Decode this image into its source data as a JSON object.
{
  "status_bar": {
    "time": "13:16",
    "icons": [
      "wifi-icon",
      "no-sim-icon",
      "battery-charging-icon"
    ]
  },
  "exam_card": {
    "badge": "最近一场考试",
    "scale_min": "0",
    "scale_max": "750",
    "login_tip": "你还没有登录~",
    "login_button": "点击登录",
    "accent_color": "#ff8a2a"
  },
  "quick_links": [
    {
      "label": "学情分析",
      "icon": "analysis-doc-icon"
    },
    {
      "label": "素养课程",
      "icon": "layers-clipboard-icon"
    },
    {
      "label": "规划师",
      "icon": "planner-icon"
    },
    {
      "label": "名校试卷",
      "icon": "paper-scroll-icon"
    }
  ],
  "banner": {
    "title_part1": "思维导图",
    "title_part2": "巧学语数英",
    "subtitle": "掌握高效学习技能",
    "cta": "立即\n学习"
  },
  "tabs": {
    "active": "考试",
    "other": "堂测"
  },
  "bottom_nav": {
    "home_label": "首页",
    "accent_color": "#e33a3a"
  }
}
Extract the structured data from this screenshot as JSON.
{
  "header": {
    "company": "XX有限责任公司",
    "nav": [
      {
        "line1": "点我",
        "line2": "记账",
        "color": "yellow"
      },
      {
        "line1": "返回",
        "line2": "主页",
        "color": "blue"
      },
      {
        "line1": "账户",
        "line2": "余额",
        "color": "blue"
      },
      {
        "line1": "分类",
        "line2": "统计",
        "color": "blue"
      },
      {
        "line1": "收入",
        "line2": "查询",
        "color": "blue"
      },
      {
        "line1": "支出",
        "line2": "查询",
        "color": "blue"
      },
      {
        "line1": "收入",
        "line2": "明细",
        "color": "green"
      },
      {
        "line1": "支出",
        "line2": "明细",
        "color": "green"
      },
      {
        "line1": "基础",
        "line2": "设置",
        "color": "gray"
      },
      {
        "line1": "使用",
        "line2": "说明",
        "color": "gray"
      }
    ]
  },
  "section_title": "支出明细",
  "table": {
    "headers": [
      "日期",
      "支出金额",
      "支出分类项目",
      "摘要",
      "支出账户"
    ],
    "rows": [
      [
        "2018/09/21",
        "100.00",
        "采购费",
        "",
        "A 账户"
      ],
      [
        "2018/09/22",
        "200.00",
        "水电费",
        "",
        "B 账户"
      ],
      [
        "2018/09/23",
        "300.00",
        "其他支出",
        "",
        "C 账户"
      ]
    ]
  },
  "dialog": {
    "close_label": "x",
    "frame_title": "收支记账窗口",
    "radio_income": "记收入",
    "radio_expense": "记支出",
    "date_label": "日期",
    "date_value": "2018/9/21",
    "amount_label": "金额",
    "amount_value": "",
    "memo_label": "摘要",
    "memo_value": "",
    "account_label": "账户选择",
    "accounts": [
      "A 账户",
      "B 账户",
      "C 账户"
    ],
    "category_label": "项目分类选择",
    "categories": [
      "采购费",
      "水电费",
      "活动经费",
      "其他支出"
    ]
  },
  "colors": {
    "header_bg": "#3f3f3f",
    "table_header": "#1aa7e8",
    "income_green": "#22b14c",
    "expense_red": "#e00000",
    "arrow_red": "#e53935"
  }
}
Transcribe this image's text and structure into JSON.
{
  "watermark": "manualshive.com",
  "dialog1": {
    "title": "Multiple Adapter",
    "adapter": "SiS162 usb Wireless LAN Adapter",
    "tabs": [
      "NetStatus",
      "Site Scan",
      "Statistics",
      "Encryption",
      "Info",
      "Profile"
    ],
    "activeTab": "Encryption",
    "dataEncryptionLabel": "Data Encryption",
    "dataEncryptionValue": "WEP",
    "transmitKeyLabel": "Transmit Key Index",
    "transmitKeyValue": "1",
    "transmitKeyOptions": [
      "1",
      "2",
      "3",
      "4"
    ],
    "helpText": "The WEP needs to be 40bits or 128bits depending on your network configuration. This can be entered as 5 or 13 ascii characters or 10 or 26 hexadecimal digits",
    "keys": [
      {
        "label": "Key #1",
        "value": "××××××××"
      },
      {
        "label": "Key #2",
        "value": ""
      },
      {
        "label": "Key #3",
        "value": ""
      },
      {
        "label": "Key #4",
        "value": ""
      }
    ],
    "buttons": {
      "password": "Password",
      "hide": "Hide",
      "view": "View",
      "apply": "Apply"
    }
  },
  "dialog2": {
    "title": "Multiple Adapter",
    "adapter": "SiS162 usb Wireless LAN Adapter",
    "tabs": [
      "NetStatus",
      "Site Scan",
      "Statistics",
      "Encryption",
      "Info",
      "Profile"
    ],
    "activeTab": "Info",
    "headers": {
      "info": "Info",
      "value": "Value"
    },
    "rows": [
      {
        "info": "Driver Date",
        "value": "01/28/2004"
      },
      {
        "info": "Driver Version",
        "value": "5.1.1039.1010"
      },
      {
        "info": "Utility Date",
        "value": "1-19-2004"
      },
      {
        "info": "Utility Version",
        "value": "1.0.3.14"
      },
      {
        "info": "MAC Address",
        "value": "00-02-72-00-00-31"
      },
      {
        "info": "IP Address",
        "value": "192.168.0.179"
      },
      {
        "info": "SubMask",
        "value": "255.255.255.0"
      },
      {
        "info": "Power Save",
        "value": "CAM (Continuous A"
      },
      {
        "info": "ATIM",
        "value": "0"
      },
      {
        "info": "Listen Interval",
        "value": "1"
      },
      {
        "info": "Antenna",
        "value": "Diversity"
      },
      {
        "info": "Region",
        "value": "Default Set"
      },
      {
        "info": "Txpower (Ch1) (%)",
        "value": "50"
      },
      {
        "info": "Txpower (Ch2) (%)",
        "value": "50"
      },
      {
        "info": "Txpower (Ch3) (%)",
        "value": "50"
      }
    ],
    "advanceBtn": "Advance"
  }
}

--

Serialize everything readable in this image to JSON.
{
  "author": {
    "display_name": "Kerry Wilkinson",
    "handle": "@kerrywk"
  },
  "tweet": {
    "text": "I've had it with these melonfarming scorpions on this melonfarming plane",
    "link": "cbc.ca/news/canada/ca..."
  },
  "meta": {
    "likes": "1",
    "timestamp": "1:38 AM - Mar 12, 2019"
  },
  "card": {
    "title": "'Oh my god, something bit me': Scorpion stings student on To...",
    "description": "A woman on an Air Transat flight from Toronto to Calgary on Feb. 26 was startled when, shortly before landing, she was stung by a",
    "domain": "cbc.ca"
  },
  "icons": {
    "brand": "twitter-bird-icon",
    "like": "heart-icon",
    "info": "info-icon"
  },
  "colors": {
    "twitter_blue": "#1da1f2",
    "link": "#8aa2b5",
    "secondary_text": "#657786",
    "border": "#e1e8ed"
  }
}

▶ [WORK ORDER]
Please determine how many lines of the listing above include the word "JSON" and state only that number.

▶ [EXERCISE RESPONSE]
4